Colonel Albert C. Pendergast

Albert C. Pendergast was one of the first officers to enter the Texas Air National Guard subsequent to World War II. As commander of the 136th Fighter Group, he was ordered to active duty on October 26, 1950, and assigned to Langley Air Force Base, Virginia.

In May 1951, now designated the 136th Fighter Bomber Wing and flying the F-84E Thunderjets, Colonel Pendergast led operations out of Itazuke Air Force Base, Japan, into combat in Korea.

In November, the Wing moved to Taegu Air Force Base in Korea, and began flying close support combat missions. This was the first National Guard wing in history to enter combat and the unit is recognized as the most outstanding fighter bomber wing to see action in Korea during the period of June 1, 1951 through December 31, 1951.

Colonel Pendergast personally led the combat echelons on many of these missions.
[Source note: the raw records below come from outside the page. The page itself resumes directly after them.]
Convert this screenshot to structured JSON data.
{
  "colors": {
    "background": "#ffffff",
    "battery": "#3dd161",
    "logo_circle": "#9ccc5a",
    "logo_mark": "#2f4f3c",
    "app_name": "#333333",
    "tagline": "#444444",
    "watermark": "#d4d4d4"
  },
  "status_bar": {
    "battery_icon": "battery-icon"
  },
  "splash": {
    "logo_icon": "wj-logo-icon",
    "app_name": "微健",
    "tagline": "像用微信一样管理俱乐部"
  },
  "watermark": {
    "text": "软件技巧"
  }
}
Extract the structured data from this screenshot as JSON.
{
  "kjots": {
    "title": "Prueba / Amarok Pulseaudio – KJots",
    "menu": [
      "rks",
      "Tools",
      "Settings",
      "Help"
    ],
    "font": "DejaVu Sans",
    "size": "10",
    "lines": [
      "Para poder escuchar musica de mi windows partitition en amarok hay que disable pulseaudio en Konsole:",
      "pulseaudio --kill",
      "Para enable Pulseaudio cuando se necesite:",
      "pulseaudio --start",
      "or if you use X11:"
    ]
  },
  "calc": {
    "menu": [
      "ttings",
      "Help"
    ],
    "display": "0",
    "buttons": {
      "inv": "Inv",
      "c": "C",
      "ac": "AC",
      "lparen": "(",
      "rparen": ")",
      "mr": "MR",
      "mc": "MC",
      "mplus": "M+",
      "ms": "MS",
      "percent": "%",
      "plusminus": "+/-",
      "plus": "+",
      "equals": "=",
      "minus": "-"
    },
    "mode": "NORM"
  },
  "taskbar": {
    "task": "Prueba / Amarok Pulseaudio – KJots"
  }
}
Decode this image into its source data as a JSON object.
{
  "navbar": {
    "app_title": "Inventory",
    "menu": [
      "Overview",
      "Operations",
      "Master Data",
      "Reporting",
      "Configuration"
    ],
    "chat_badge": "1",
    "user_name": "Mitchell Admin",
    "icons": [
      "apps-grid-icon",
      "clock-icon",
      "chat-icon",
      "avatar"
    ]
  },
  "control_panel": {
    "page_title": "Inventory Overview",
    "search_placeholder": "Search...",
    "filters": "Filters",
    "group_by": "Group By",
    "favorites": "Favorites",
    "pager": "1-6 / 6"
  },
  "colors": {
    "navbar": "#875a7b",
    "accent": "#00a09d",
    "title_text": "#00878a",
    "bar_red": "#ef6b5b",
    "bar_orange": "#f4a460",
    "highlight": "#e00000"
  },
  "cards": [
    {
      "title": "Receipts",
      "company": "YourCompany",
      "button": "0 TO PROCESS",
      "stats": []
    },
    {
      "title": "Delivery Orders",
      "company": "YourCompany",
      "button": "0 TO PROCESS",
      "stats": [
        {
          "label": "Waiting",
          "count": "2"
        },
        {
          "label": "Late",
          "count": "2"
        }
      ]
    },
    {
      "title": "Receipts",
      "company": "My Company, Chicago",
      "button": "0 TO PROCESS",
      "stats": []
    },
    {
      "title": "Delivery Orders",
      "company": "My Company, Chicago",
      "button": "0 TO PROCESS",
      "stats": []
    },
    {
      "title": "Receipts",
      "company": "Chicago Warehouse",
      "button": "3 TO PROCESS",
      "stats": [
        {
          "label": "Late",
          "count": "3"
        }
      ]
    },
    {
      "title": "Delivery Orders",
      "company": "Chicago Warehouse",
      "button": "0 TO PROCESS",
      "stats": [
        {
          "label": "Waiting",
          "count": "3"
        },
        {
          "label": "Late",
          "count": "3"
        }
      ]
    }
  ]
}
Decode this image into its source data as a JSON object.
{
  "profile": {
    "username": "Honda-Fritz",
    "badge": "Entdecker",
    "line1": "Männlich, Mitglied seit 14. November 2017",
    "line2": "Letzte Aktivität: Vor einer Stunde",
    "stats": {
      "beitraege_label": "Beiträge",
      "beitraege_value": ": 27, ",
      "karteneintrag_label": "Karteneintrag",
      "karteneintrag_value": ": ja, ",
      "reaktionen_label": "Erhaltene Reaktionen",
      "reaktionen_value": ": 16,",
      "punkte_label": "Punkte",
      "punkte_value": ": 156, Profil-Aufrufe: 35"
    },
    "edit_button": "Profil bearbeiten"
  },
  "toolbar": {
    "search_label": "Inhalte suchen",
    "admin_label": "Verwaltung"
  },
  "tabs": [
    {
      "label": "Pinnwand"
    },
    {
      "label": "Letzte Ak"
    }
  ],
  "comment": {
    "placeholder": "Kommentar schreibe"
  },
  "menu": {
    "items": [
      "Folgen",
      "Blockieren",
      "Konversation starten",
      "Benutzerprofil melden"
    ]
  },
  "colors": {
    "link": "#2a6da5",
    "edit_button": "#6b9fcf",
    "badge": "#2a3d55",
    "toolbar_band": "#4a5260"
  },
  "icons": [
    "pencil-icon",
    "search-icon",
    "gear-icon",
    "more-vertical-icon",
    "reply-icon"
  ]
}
He was killed in action while returning from a mission when he remained aloft during dangerous weather, sacrificing precious fuel until all of his flight members landed safely.

In recognition of Colonel Pendergast's contribution to the Texas Air National Guard, an oil portrait was placed on the walls of the Texas Senate Chamber along side other Texas immortals.

Texas Air National Guard


Colonel Albert C. Pendergast